Widely criticized in Armenia and watched with cautious hope by the Caucasus peace-wishers, the visit, so far, has amounted to no more than a walk-on role.
The inauguration in Ankara was mainly noted for the absence of Western leaders and outcries by the Turkish opposition in response to Erdoğan’s perceived authoritarian drift. Against this backdrop, Nalbandian’s visit offered a bit of positive relief. It came after almost 100 years of feuding over Ottoman Turkey’s annihilation of ethnic Armenians and republican Turkey’s subsequent denial that the actions amounted to genocide.
For Erdoğan, the presence of a token Armenian could help him add some favorable spin to his international reputation, badly damaged by a crackdown on free voices and alleged corruption, among other ills.
Yet it pays to stay skeptical about such steps.
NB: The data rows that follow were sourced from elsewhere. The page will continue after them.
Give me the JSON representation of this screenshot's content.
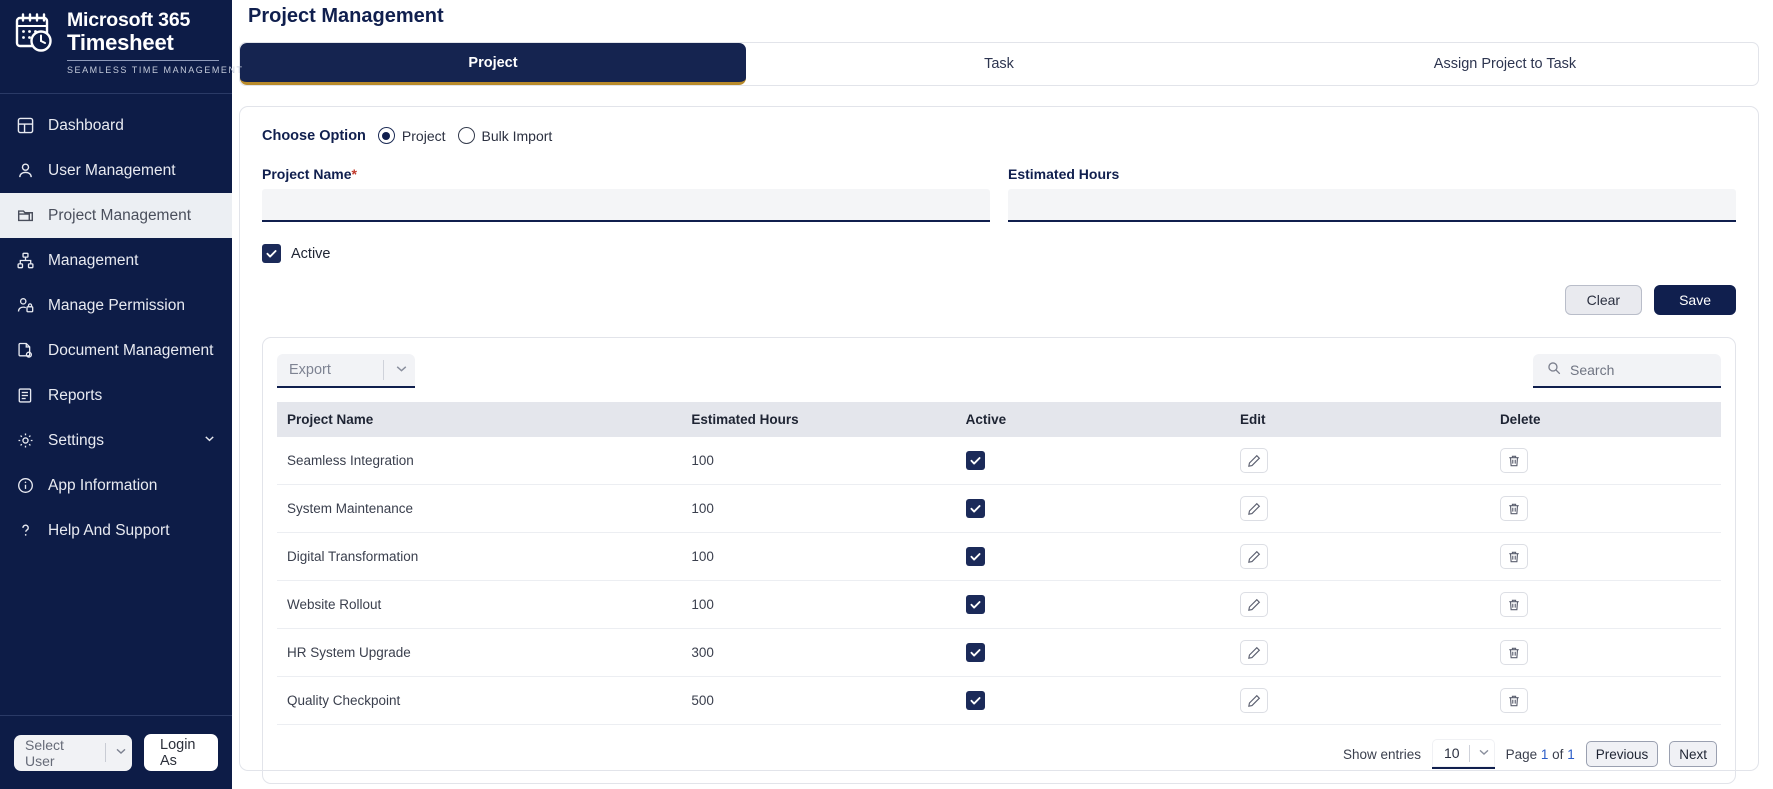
{
  "brand": {
    "line1": "Microsoft 365",
    "line2": "Timesheet",
    "tagline": "SEAMLESS TIME MANAGEMENT",
    "logo_icon": "calendar-clock-icon"
  },
  "sidebar": {
    "items": [
      {
        "label": "Dashboard",
        "icon": "dashboard-icon",
        "active": false
      },
      {
        "label": "User Management",
        "icon": "user-icon",
        "active": false
      },
      {
        "label": "Project Management",
        "icon": "folder-icon",
        "active": true
      },
      {
        "label": "Management",
        "icon": "hierarchy-icon",
        "active": false
      },
      {
        "label": "Manage Permission",
        "icon": "user-lock-icon",
        "active": false
      },
      {
        "label": "Document Management",
        "icon": "document-gear-icon",
        "active": false
      },
      {
        "label": "Reports",
        "icon": "report-icon",
        "active": false
      },
      {
        "label": "Settings",
        "icon": "gear-icon",
        "active": false,
        "chevron": "chevron-down-icon"
      },
      {
        "label": "App Information",
        "icon": "info-icon",
        "active": false
      },
      {
        "label": "Help And Support",
        "icon": "question-icon",
        "active": false
      }
    ],
    "footer": {
      "select_user_label": "Select User",
      "select_user_chevron": "chevron-down-icon",
      "login_as_label": "Login As"
    }
  },
  "header": {
    "title": "Project Management"
  },
  "tabs": [
    {
      "label": "Project",
      "active": true
    },
    {
      "label": "Task",
      "active": false
    },
    {
      "label": "Assign Project to Task",
      "active": false
    }
  ],
  "form": {
    "choose_option_label": "Choose Option",
    "options": [
      {
        "label": "Project",
        "selected": true
      },
      {
        "label": "Bulk Import",
        "selected": false
      }
    ],
    "project_name": {
      "label": "Project Name",
      "required_mark": "*",
      "value": "",
      "placeholder": ""
    },
    "estimated_hours": {
      "label": "Estimated Hours",
      "value": "",
      "placeholder": ""
    },
    "active_checkbox": {
      "label": "Active",
      "checked": true,
      "icon": "check-icon"
    },
    "clear_button": "Clear",
    "save_button": "Save"
  },
  "toolbar": {
    "export_label": "Export",
    "export_chevron": "chevron-down-icon",
    "search_placeholder": "Search",
    "search_value": "",
    "search_icon": "search-icon"
  },
  "table": {
    "columns": [
      "Project Name",
      "Estimated Hours",
      "Active",
      "Edit",
      "Delete"
    ],
    "edit_icon": "pencil-icon",
    "delete_icon": "trash-icon",
    "check_icon": "check-icon",
    "rows": [
      {
        "project_name": "Seamless Integration",
        "estimated_hours": "100",
        "active": true
      },
      {
        "project_name": "System Maintenance",
        "estimated_hours": "100",
        "active": true
      },
      {
        "project_name": "Digital Transformation",
        "estimated_hours": "100",
        "active": true
      },
      {
        "project_name": "Website Rollout",
        "estimated_hours": "100",
        "active": true
      },
      {
        "project_name": "HR System Upgrade",
        "estimated_hours": "300",
        "active": true
      },
      {
        "project_name": "Quality Checkpoint",
        "estimated_hours": "500",
        "active": true
      }
    ]
  },
  "pagination": {
    "show_entries_label": "Show entries",
    "entries_value": "10",
    "entries_chevron": "chevron-down-icon",
    "page_text_prefix": "Page",
    "current_page": "1",
    "page_text_middle": "of",
    "total_pages": "1",
    "previous_label": "Previous",
    "next_label": "Next"
  },
  "colors": {
    "sidebar_bg": "#0d1c47",
    "accent_navy": "#101f4e",
    "tab_active_underline": "#b98b2b",
    "required_red": "#c0392b",
    "page_link_blue": "#2b5cc8"
  }
}
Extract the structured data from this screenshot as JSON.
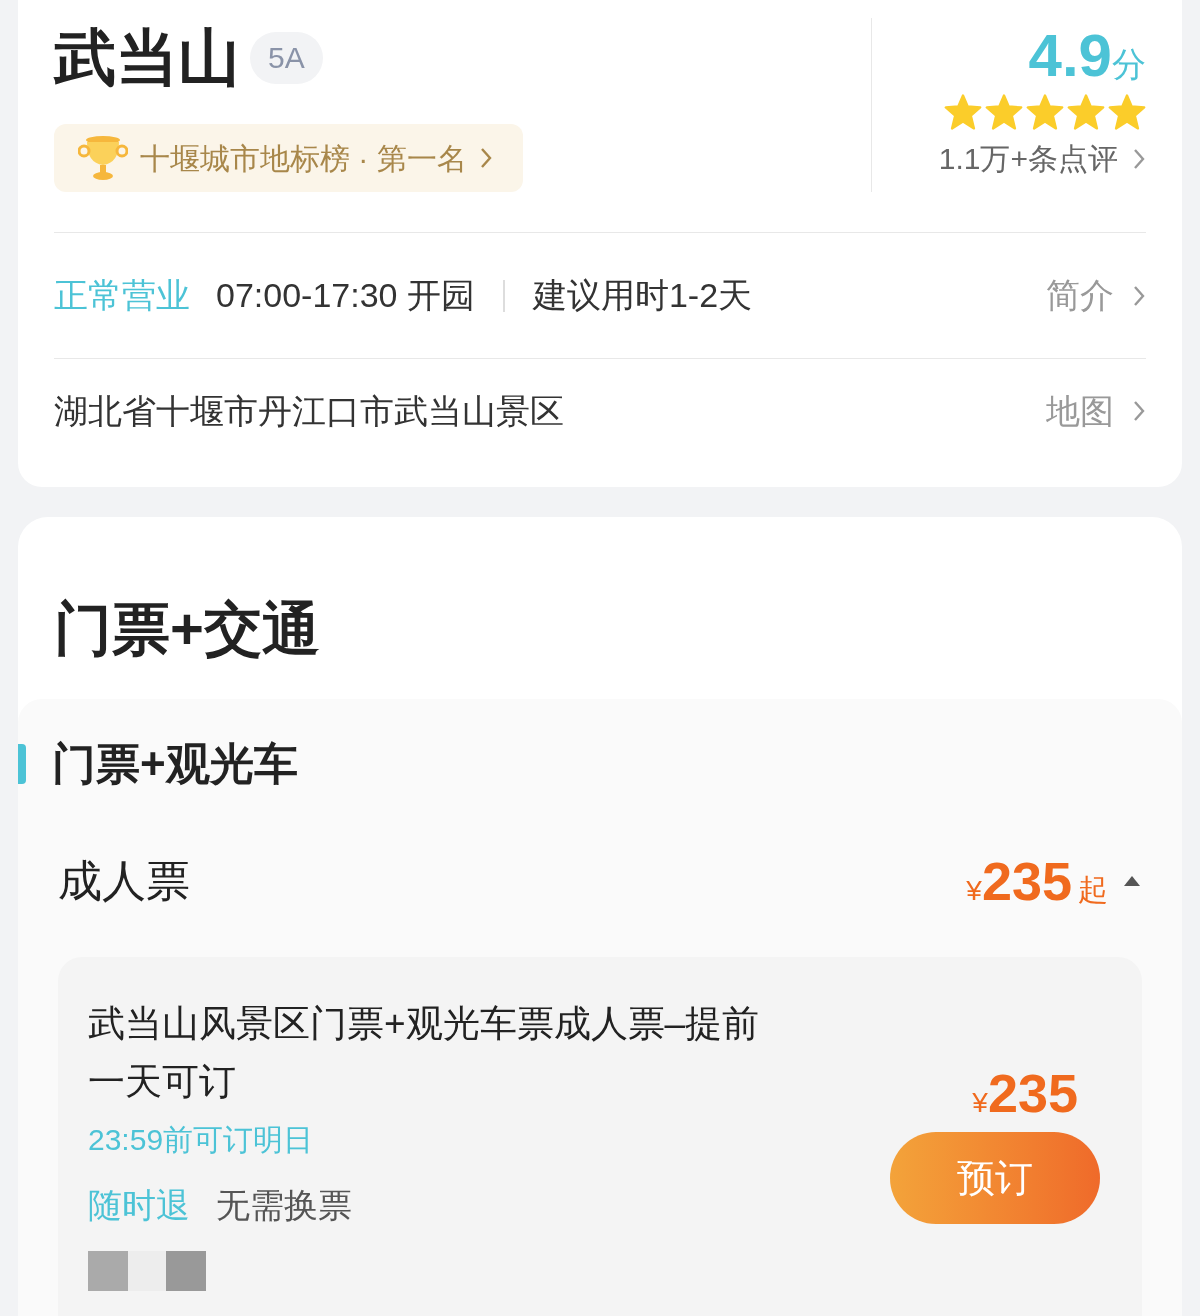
{
  "header": {
    "title": "武当山",
    "grade": "5A",
    "ranking": "十堰城市地标榜 · 第一名",
    "score": "4.9",
    "score_unit": "分",
    "stars": 5,
    "reviews": "1.1万+条点评"
  },
  "hours": {
    "status": "正常营业",
    "time": "07:00-17:30 开园",
    "duration": "建议用时1-2天",
    "link": "简介"
  },
  "address": {
    "text": "湖北省十堰市丹江口市武当山景区",
    "link": "地图"
  },
  "section_title": "门票+交通",
  "category": {
    "title": "门票+观光车"
  },
  "ticket_group": {
    "name": "成人票",
    "currency": "¥",
    "price": "235",
    "suffix": "起",
    "expanded": true
  },
  "products": [
    {
      "name": "武当山风景区门票+观光车票成人票–提前一天可订",
      "booking_note": "23:59前可订明日",
      "tags": [
        {
          "label": "随时退",
          "kind": "highlight"
        },
        {
          "label": "无需换票",
          "kind": "plain"
        }
      ],
      "currency": "¥",
      "price": "235",
      "button": "预订"
    }
  ]
}
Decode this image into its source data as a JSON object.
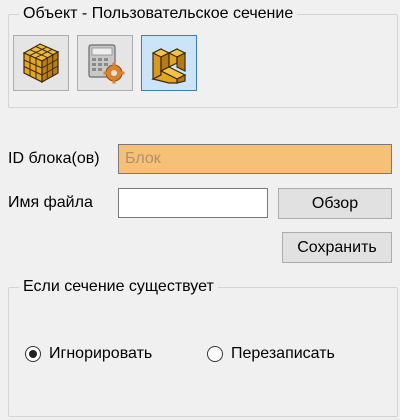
{
  "object_group": {
    "title": "Объект - Пользовательское сечение",
    "buttons": [
      {
        "icon": "cube-icon",
        "selected": false
      },
      {
        "icon": "calculator-gear-icon",
        "selected": false
      },
      {
        "icon": "custom-section-icon",
        "selected": true
      }
    ]
  },
  "block_id": {
    "label": "ID блока(ов)",
    "placeholder": "Блок",
    "value": ""
  },
  "file_name": {
    "label": "Имя файла",
    "value": ""
  },
  "browse_label": "Обзор",
  "save_label": "Сохранить",
  "exists_group": {
    "title": "Если сечение существует",
    "options": [
      {
        "label": "Игнорировать",
        "checked": true
      },
      {
        "label": "Перезаписать",
        "checked": false
      }
    ]
  },
  "colors": {
    "highlight_field": "#f7c078",
    "selected_button": "#cce4f7",
    "block_faces": "#e8a826"
  }
}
The 2009 attempt at reconciliation, strongly backed by various diplomatic powers, ground to a halt over differences related not only to 1915, but Armenia’s conflict with Turkish ally Azerbaijan over Nagorno Karabakh.